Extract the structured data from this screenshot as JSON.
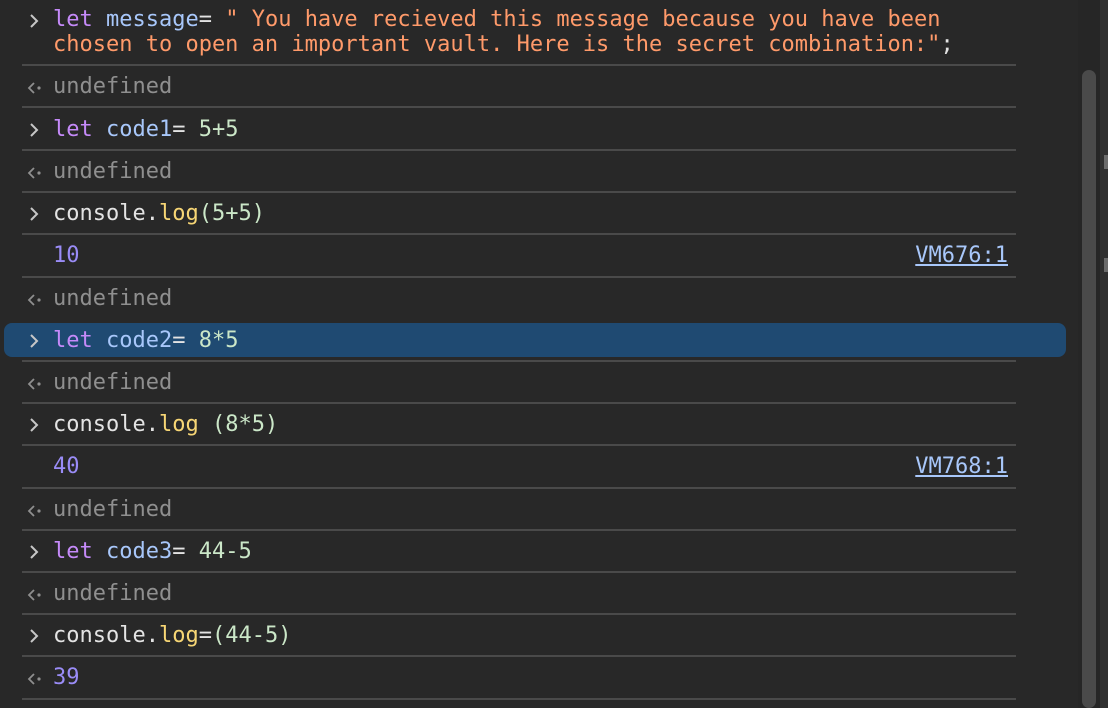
{
  "console": {
    "message_line1_kw": "let",
    "message_line1_var": "message",
    "message_line1_eq": "= ",
    "message_line1_str": "\" You have recieved this message because you have been",
    "message_line2_str": "chosen to open an important vault. Here is the secret combination:\"",
    "message_line2_end": ";",
    "undefined_label": "undefined",
    "code1_kw": "let",
    "code1_var": "code1",
    "code1_eq": "= ",
    "code1_val": "5+5",
    "log1_obj": "console.",
    "log1_fn": "log",
    "log1_args": "(5+5)",
    "log1_result": "10",
    "log1_source": "VM676:1",
    "code2_kw": "let",
    "code2_var": "code2",
    "code2_eq": "= ",
    "code2_val": "8*5",
    "log2_obj": "console.",
    "log2_fn": "log",
    "log2_args": " (8*5)",
    "log2_result": "40",
    "log2_source": "VM768:1",
    "code3_kw": "let",
    "code3_var": "code3",
    "code3_eq": "= ",
    "code3_val": "44-5",
    "log3_obj": "console.",
    "log3_fn": "log",
    "log3_eq": "=",
    "log3_args": "(44-5)",
    "log3_result": "39"
  },
  "icons": {
    "input_prompt": "chevron-right-icon",
    "output_return": "return-arrow-icon"
  },
  "colors": {
    "background": "#282828",
    "selection": "#1f4a72",
    "keyword": "#c58af9",
    "variable": "#a8c7fa",
    "number": "#cbe7c8",
    "string": "#ff9a6a",
    "function": "#f7d675",
    "result": "#9a8cf7",
    "undefined": "#8f8f8f"
  }
}
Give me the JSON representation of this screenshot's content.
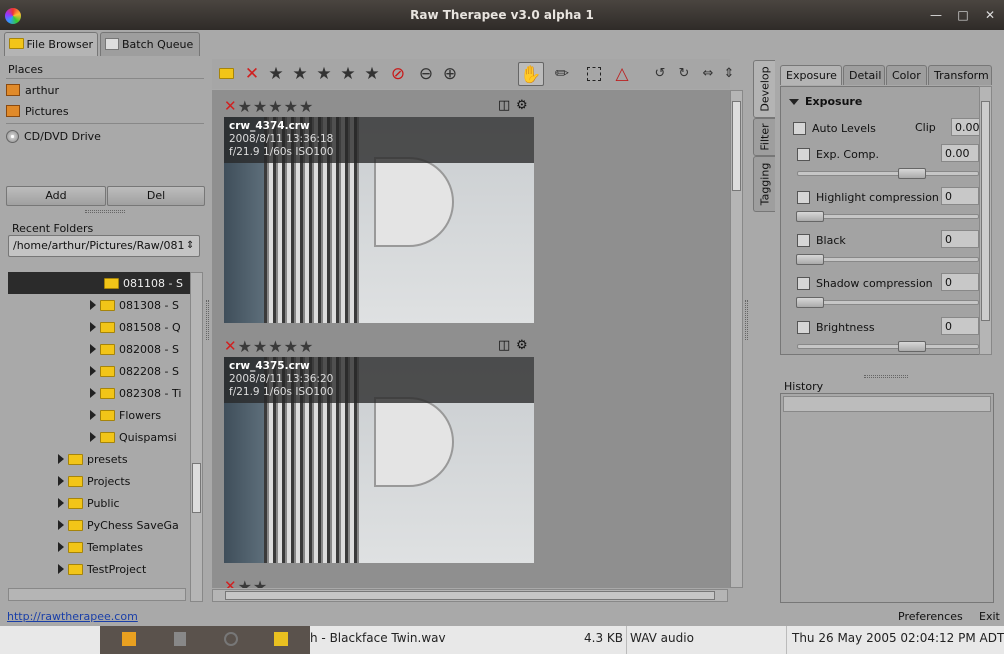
{
  "window": {
    "title": "Raw Therapee v3.0 alpha 1"
  },
  "tabs": {
    "file_browser": "File Browser",
    "batch_queue": "Batch Queue"
  },
  "places": {
    "header": "Places",
    "items": [
      "arthur",
      "Pictures",
      "CD/DVD Drive"
    ],
    "add_label": "Add",
    "del_label": "Del"
  },
  "recent": {
    "header": "Recent Folders",
    "value": "/home/arthur/Pictures/Raw/081"
  },
  "tree": {
    "items": [
      "081108 - S",
      "081308 - S",
      "081508 - Q",
      "082008 - S",
      "082208 - S",
      "082308 - Ti",
      "Flowers",
      "Quispamsi",
      "presets",
      "Projects",
      "Public",
      "PyChess SaveGa",
      "Templates",
      "TestProject"
    ]
  },
  "thumbs": [
    {
      "name": "crw_4374.crw",
      "date": "2008/8/11 13:36:18",
      "exif": "f/21.9 1/60s ISO100"
    },
    {
      "name": "crw_4375.crw",
      "date": "2008/8/11 13:36:20",
      "exif": "f/21.9 1/60s ISO100"
    }
  ],
  "side_tabs": {
    "develop": "Develop",
    "filter": "Filter",
    "tagging": "Tagging"
  },
  "tool_tabs": {
    "exposure": "Exposure",
    "detail": "Detail",
    "color": "Color",
    "transform": "Transform"
  },
  "exposure": {
    "header": "Exposure",
    "auto_levels": "Auto Levels",
    "clip_label": "Clip",
    "clip_value": "0.00",
    "exp_comp": "Exp. Comp.",
    "exp_comp_value": "0.00",
    "highlight": "Highlight compression",
    "highlight_value": "0",
    "black": "Black",
    "black_value": "0",
    "shadow": "Shadow compression",
    "shadow_value": "0",
    "brightness": "Brightness",
    "brightness_value": "0"
  },
  "history": {
    "header": "History"
  },
  "status": {
    "link": "http://rawtherapee.com",
    "preferences": "Preferences",
    "exit": "Exit"
  },
  "taskbar": {
    "file": "h - Blackface Twin.wav",
    "size": "4.3 KB",
    "type": "WAV audio",
    "date": "Thu 26 May 2005 02:04:12 PM ADT"
  },
  "colors": {
    "accent": "#3a6ea5",
    "reject": "#d02020",
    "folder": "#f2c518"
  }
}
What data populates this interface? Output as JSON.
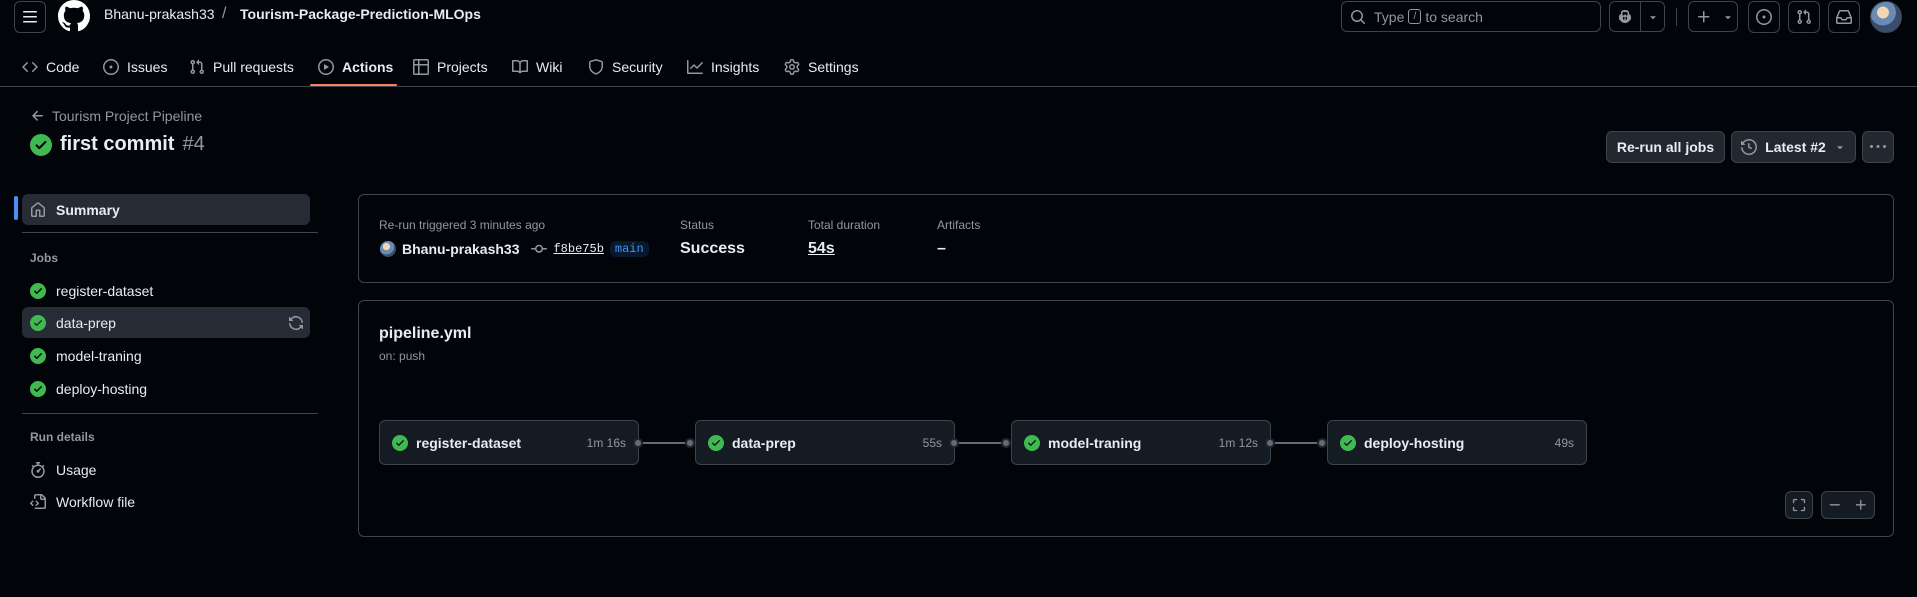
{
  "header": {
    "owner": "Bhanu-prakash33",
    "separator": "/",
    "repo": "Tourism-Package-Prediction-MLOps",
    "search_prefix": "Type",
    "search_key": "/",
    "search_suffix": "to search"
  },
  "tabs": [
    {
      "label": "Code",
      "icon": "code-icon"
    },
    {
      "label": "Issues",
      "icon": "issue-icon"
    },
    {
      "label": "Pull requests",
      "icon": "pull-request-icon"
    },
    {
      "label": "Actions",
      "icon": "play-icon",
      "active": true
    },
    {
      "label": "Projects",
      "icon": "table-icon"
    },
    {
      "label": "Wiki",
      "icon": "book-icon"
    },
    {
      "label": "Security",
      "icon": "shield-icon"
    },
    {
      "label": "Insights",
      "icon": "graph-icon"
    },
    {
      "label": "Settings",
      "icon": "gear-icon"
    }
  ],
  "run": {
    "workflow_link": "Tourism Project Pipeline",
    "title": "first commit",
    "number": "#4",
    "rerun_button": "Re-run all jobs",
    "attempt_button": "Latest #2"
  },
  "sidebar": {
    "summary": "Summary",
    "jobs_heading": "Jobs",
    "jobs": [
      "register-dataset",
      "data-prep",
      "model-traning",
      "deploy-hosting"
    ],
    "run_details_heading": "Run details",
    "usage": "Usage",
    "workflow_file": "Workflow file"
  },
  "summary": {
    "trigger_text": "Re-run triggered 3 minutes ago",
    "actor": "Bhanu-prakash33",
    "sha": "f8be75b",
    "branch": "main",
    "status_label": "Status",
    "status_value": "Success",
    "duration_label": "Total duration",
    "duration_value": "54s",
    "artifacts_label": "Artifacts",
    "artifacts_value": "–"
  },
  "graph": {
    "file": "pipeline.yml",
    "trigger": "on: push",
    "jobs": [
      {
        "name": "register-dataset",
        "duration": "1m 16s"
      },
      {
        "name": "data-prep",
        "duration": "55s"
      },
      {
        "name": "model-traning",
        "duration": "1m 12s"
      },
      {
        "name": "deploy-hosting",
        "duration": "49s"
      }
    ]
  },
  "colors": {
    "success": "#3fb950",
    "accent_underline": "#f78166",
    "link_blue": "#4493f8"
  }
}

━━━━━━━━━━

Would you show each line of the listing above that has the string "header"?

    "header": "Places",
    "header": "Recent Folders",
    "header": "Exposure",
    "header": "History"
  "header": {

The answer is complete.